● RECORDS FOR PROCESSING:
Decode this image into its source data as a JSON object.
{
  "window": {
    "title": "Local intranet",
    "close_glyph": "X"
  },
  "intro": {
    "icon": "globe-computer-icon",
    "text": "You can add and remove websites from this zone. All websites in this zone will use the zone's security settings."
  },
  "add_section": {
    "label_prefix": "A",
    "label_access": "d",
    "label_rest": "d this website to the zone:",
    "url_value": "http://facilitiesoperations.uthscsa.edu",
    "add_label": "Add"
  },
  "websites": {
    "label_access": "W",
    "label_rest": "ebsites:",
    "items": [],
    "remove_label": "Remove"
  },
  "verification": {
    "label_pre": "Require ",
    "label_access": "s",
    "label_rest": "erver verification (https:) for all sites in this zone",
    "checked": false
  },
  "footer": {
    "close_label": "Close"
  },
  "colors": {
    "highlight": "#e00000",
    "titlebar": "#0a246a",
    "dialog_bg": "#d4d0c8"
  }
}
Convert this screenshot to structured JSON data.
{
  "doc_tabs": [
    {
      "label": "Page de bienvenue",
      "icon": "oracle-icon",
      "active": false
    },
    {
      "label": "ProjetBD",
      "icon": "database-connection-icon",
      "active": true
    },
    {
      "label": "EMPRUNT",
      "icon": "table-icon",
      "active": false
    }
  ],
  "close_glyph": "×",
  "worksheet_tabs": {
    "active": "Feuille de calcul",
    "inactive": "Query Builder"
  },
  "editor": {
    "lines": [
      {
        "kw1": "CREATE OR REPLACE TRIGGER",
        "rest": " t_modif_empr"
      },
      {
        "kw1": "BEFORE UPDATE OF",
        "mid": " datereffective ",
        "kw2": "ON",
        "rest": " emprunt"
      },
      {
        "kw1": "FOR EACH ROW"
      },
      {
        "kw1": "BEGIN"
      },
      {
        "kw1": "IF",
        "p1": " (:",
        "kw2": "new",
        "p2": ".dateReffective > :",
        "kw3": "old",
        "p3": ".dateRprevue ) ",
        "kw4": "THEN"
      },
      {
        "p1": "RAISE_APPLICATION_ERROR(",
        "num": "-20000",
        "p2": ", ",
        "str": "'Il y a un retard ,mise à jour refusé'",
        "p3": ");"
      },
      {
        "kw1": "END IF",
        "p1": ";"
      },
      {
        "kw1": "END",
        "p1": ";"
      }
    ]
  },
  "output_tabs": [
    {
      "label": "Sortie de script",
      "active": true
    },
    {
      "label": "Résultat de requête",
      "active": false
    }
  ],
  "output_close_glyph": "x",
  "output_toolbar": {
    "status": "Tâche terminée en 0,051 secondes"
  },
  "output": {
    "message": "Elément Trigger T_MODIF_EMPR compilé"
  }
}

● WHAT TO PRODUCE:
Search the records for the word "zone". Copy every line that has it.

● WRITTEN ANSWER:
    "text": "You can add and remove websites from this zone. All websites in this zone will use the zone's security settings."
    "label_rest": "d this website to the zone:",
    "label_rest": "erver verification (https:) for all sites in this zone",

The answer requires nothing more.